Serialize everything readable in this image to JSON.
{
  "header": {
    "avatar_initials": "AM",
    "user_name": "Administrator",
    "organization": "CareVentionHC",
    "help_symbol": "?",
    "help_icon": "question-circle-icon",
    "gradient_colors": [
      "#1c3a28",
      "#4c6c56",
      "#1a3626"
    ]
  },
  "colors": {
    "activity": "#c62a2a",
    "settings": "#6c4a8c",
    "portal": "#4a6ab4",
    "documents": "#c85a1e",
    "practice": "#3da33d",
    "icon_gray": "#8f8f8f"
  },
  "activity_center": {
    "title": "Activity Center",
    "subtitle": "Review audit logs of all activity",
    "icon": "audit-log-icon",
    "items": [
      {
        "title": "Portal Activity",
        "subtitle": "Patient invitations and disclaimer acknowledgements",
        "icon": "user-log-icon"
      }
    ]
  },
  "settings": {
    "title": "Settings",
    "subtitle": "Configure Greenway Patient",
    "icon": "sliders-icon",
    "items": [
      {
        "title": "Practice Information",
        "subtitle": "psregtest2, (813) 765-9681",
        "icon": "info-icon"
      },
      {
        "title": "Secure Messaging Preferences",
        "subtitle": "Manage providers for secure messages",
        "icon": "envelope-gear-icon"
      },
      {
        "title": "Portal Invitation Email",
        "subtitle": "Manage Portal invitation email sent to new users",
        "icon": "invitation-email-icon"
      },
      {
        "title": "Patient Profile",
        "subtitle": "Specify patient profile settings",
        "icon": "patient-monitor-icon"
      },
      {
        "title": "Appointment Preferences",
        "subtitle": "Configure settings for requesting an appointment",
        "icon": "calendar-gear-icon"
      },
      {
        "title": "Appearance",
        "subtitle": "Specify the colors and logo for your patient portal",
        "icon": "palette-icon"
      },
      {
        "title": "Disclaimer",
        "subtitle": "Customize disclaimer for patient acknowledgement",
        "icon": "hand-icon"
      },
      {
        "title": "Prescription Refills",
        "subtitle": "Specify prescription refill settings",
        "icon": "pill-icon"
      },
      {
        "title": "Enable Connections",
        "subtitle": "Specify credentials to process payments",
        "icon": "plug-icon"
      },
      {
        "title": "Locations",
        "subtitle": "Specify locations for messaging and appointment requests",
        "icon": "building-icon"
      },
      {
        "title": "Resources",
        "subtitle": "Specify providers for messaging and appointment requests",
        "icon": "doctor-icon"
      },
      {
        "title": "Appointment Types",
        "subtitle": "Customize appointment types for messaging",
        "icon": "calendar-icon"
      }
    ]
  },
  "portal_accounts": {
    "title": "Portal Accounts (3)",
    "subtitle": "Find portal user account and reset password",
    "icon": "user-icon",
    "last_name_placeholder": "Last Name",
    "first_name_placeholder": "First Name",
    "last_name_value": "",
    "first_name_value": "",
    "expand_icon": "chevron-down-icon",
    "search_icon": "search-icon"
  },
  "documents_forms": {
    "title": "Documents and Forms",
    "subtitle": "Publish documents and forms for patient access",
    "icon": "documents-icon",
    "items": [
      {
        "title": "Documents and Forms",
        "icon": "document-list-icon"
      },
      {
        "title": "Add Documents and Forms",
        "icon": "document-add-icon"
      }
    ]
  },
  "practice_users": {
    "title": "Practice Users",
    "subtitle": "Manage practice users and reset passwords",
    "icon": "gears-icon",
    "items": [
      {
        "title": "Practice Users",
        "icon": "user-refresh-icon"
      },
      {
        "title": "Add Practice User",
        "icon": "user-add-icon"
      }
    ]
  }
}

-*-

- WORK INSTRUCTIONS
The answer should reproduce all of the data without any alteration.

- ANSWER SPACE
Serialize everything readable in this image to JSON.
{
  "header": {
    "avatar_initials": "AM",
    "user_name": "Administrator",
    "organization": "CareVentionHC",
    "help_symbol": "?",
    "help_icon": "question-circle-icon",
    "gradient_colors": [
      "#1c3a28",
      "#4c6c56",
      "#1a3626"
    ]
  },
  "colors": {
    "activity": "#c62a2a",
    "settings": "#6c4a8c",
    "portal": "#4a6ab4",
    "documents": "#c85a1e",
    "practice": "#3da33d",
    "icon_gray": "#8f8f8f"
  },
  "activity_center": {
    "title": "Activity Center",
    "subtitle": "Review audit logs of all activity",
    "icon": "audit-log-icon",
    "items": [
      {
        "title": "Portal Activity",
        "subtitle": "Patient invitations and disclaimer acknowledgements",
        "icon": "user-log-icon"
      }
    ]
  },
  "settings": {
    "title": "Settings",
    "subtitle": "Configure Greenway Patient",
    "icon": "sliders-icon",
    "items": [
      {
        "title": "Practice Information",
        "subtitle": "psregtest2, (813) 765-9681",
        "icon": "info-icon"
      },
      {
        "title": "Secure Messaging Preferences",
        "subtitle": "Manage providers for secure messages",
        "icon": "envelope-gear-icon"
      },
      {
        "title": "Portal Invitation Email",
        "subtitle": "Manage Portal invitation email sent to new users",
        "icon": "invitation-email-icon"
      },
      {
        "title": "Patient Profile",
        "subtitle": "Specify patient profile settings",
        "icon": "patient-monitor-icon"
      },
      {
        "title": "Appointment Preferences",
        "subtitle": "Configure settings for requesting an appointment",
        "icon": "calendar-gear-icon"
      },
      {
        "title": "Appearance",
        "subtitle": "Specify the colors and logo for your patient portal",
        "icon": "palette-icon"
      },
      {
        "title": "Disclaimer",
        "subtitle": "Customize disclaimer for patient acknowledgement",
        "icon": "hand-icon"
      },
      {
        "title": "Prescription Refills",
        "subtitle": "Specify prescription refill settings",
        "icon": "pill-icon"
      },
      {
        "title": "Enable Connections",
        "subtitle": "Specify credentials to process payments",
        "icon": "plug-icon"
      },
      {
        "title": "Locations",
        "subtitle": "Specify locations for messaging and appointment requests",
        "icon": "building-icon"
      },
      {
        "title": "Resources",
        "subtitle": "Specify providers for messaging and appointment requests",
        "icon": "doctor-icon"
      },
      {
        "title": "Appointment Types",
        "subtitle": "Customize appointment types for messaging",
        "icon": "calendar-icon"
      }
    ]
  },
  "portal_accounts": {
    "title": "Portal Accounts (3)",
    "subtitle": "Find portal user account and reset password",
    "icon": "user-icon",
    "last_name_placeholder": "Last Name",
    "first_name_placeholder": "First Name",
    "last_name_value": "",
    "first_name_value": "",
    "expand_icon": "chevron-down-icon",
    "search_icon": "search-icon"
  },
  "documents_forms": {
    "title": "Documents and Forms",
    "subtitle": "Publish documents and forms for patient access",
    "icon": "documents-icon",
    "items": [
      {
        "title": "Documents and Forms",
        "icon": "document-list-icon"
      },
      {
        "title": "Add Documents and Forms",
        "icon": "document-add-icon"
      }
    ]
  },
  "practice_users": {
    "title": "Practice Users",
    "subtitle": "Manage practice users and reset passwords",
    "icon": "gears-icon",
    "items": [
      {
        "title": "Practice Users",
        "icon": "user-refresh-icon"
      },
      {
        "title": "Add Practice User",
        "icon": "user-add-icon"
      }
    ]
  }
}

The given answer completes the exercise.